- Repeat this process 3 days after the course using a different question, and again one week after the course.
- After a month, send a note OR ask during a staff meeting for each employee to give an example of how they’ve applied the important lessons from the training to their day-to-day job. Ask for examples of improved performance!
Now, assign a NEW online training course and repeat the process.
VIDEO – MORE, PLEASE!
The suggestions we’ve offered are based upon the validated science about how people learn. Another crucial element to effective learning and reinforcement is online video. Videos allow employees to learn by observing both positive and sometimes negative examples. We know that 85% of what people remember is visual. Employees can revisit videos, pause them and more easily fit video lessons into an already busy day. And using video for learning reflects the reality that video is the single most accessed type of content on the internet. So, it’s extremely important to use visuals to stimulate learning and retention.
REUSING COURSES TO REINFORCE LEARNING
An invaluable resource you have at your disposal are the online courses themselves.
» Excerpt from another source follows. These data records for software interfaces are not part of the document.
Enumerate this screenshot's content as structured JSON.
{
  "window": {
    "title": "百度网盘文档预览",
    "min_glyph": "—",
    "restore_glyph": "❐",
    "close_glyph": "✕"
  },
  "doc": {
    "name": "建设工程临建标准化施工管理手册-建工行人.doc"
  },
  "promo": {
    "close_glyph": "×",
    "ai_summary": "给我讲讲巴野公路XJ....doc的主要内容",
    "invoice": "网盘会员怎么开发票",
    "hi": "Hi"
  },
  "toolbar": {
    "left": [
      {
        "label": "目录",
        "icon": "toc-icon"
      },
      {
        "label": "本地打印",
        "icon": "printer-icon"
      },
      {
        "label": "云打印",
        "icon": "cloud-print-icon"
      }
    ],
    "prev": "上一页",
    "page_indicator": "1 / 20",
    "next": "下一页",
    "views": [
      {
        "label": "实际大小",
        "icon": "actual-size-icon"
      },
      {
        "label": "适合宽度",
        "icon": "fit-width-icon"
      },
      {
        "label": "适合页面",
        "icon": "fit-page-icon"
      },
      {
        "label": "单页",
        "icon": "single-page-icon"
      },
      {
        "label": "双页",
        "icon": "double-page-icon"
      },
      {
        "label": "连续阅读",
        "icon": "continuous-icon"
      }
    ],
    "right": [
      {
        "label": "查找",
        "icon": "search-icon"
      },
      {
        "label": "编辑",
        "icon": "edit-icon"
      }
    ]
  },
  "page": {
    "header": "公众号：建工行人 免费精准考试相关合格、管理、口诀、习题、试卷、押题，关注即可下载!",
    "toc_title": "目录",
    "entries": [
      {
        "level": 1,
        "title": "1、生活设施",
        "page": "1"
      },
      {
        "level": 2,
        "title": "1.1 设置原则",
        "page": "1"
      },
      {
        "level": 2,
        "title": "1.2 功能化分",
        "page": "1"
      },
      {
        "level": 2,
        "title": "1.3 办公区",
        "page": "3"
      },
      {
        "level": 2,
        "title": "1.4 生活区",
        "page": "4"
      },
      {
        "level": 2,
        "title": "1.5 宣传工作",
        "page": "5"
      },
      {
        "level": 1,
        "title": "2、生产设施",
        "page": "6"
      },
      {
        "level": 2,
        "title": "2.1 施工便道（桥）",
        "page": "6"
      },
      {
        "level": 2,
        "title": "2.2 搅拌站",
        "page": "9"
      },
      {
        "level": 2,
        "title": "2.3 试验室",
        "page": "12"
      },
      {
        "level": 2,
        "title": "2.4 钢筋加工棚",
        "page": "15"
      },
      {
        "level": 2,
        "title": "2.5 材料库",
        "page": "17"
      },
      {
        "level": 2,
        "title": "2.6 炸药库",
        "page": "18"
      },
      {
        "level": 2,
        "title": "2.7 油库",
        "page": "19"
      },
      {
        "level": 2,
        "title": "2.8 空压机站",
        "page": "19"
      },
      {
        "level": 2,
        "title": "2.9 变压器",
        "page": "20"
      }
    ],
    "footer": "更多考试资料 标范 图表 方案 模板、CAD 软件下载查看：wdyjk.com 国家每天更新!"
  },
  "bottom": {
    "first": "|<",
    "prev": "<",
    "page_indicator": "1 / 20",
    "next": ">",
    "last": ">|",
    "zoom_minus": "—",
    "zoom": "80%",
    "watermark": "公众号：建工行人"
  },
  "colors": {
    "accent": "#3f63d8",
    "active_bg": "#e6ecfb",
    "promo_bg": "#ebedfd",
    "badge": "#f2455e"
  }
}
The research about how people learn indicates that repeating materials is extremely helpful in reinforcing the lessons. So reassign the courses to employees at regular intervals, such as once a quarter to keep their knowledge and skills sharp. As you engage in the e-mail process to reinforce training, ask new questions. Also, ask employees to explain how re-taking the course helped increase their understanding of the materials and how this increased understanding translates to improved performance.
By using your existing e-mail program and the online training courses you already have, you can easily increase employee learning. It’s not complicated, nor is it hard to do. But you should seriously consider taking the simple steps outlined above to reinforce employee training. As we said, forgetting is normal. But the fact that employees forget should not be a major concern. Instead, look at forgetting as a normal part of learning. The objective should be to reduce the amount of important information employees forget as mush as you can.